*** DATA EXCERPTS Section Begins ***
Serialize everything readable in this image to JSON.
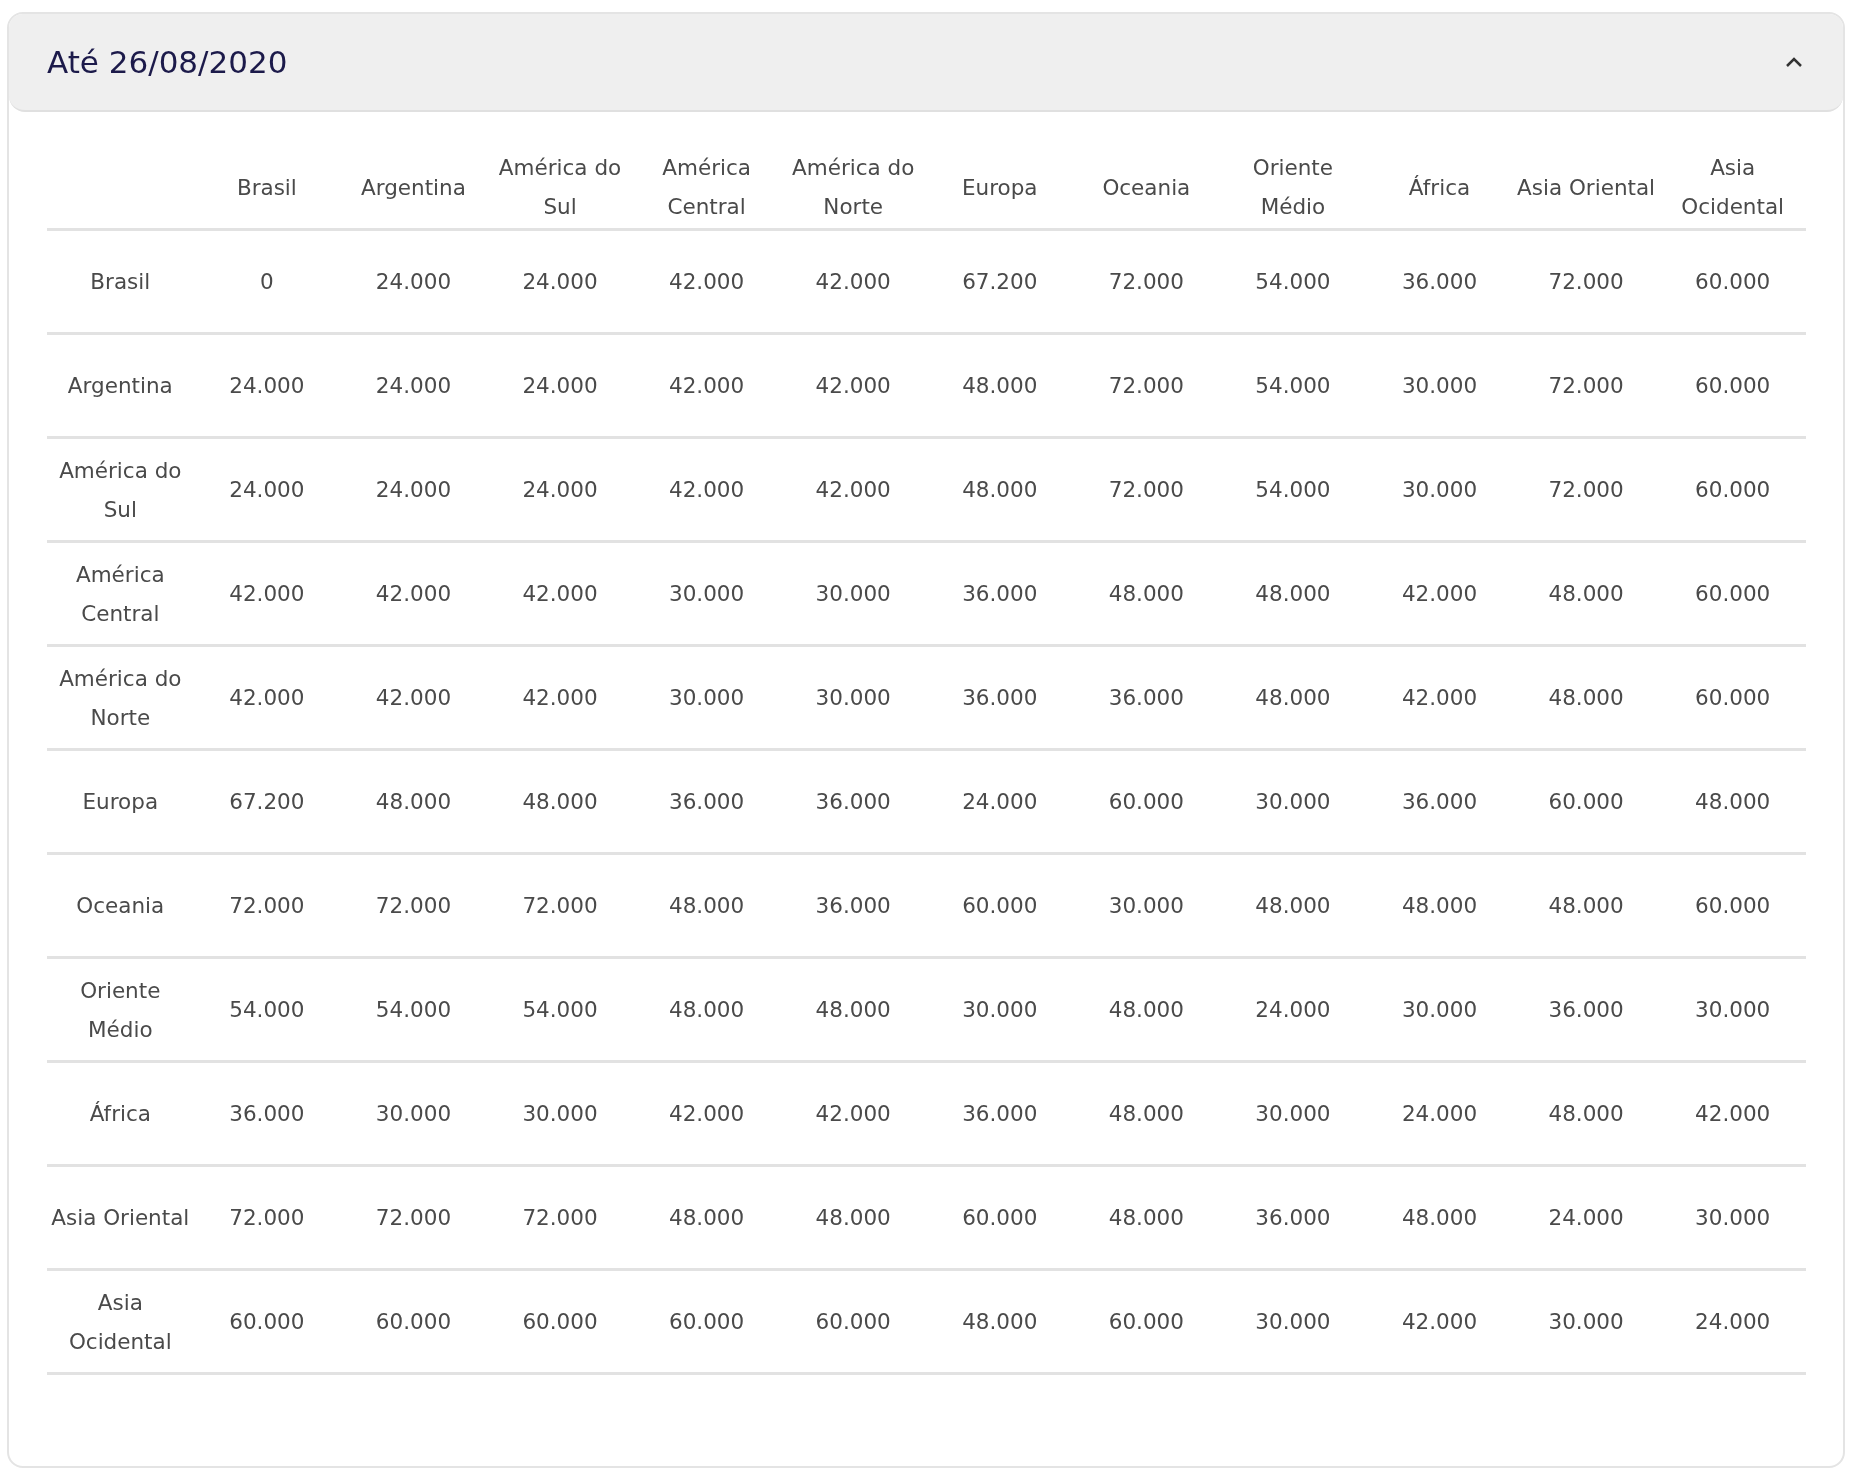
{
  "panel": {
    "title": "Até 26/08/2020",
    "expanded": true
  },
  "table": {
    "columns": [
      "Brasil",
      "Argentina",
      "América do Sul",
      "América Central",
      "América do Norte",
      "Europa",
      "Oceania",
      "Oriente Médio",
      "África",
      "Asia Oriental",
      "Asia Ocidental"
    ],
    "rows": [
      {
        "label": "Brasil",
        "cells": [
          "0",
          "24.000",
          "24.000",
          "42.000",
          "42.000",
          "67.200",
          "72.000",
          "54.000",
          "36.000",
          "72.000",
          "60.000"
        ]
      },
      {
        "label": "Argentina",
        "cells": [
          "24.000",
          "24.000",
          "24.000",
          "42.000",
          "42.000",
          "48.000",
          "72.000",
          "54.000",
          "30.000",
          "72.000",
          "60.000"
        ]
      },
      {
        "label": "América do Sul",
        "cells": [
          "24.000",
          "24.000",
          "24.000",
          "42.000",
          "42.000",
          "48.000",
          "72.000",
          "54.000",
          "30.000",
          "72.000",
          "60.000"
        ]
      },
      {
        "label": "América Central",
        "cells": [
          "42.000",
          "42.000",
          "42.000",
          "30.000",
          "30.000",
          "36.000",
          "48.000",
          "48.000",
          "42.000",
          "48.000",
          "60.000"
        ]
      },
      {
        "label": "América do Norte",
        "cells": [
          "42.000",
          "42.000",
          "42.000",
          "30.000",
          "30.000",
          "36.000",
          "36.000",
          "48.000",
          "42.000",
          "48.000",
          "60.000"
        ]
      },
      {
        "label": "Europa",
        "cells": [
          "67.200",
          "48.000",
          "48.000",
          "36.000",
          "36.000",
          "24.000",
          "60.000",
          "30.000",
          "36.000",
          "60.000",
          "48.000"
        ]
      },
      {
        "label": "Oceania",
        "cells": [
          "72.000",
          "72.000",
          "72.000",
          "48.000",
          "36.000",
          "60.000",
          "30.000",
          "48.000",
          "48.000",
          "48.000",
          "60.000"
        ]
      },
      {
        "label": "Oriente Médio",
        "cells": [
          "54.000",
          "54.000",
          "54.000",
          "48.000",
          "48.000",
          "30.000",
          "48.000",
          "24.000",
          "30.000",
          "36.000",
          "30.000"
        ]
      },
      {
        "label": "África",
        "cells": [
          "36.000",
          "30.000",
          "30.000",
          "42.000",
          "42.000",
          "36.000",
          "48.000",
          "30.000",
          "24.000",
          "48.000",
          "42.000"
        ]
      },
      {
        "label": "Asia Oriental",
        "cells": [
          "72.000",
          "72.000",
          "72.000",
          "48.000",
          "48.000",
          "60.000",
          "48.000",
          "36.000",
          "48.000",
          "24.000",
          "30.000"
        ]
      },
      {
        "label": "Asia Ocidental",
        "cells": [
          "60.000",
          "60.000",
          "60.000",
          "60.000",
          "60.000",
          "48.000",
          "60.000",
          "30.000",
          "42.000",
          "30.000",
          "24.000"
        ]
      }
    ]
  }
}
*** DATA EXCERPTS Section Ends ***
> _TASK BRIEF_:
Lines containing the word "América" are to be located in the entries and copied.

> _RESULT FOR THIS TASK_:
      "América do Sul",
      "América Central",
      "América do Norte",
        "label": "América do Sul",
        "label": "América Central",
        "label": "América do Norte",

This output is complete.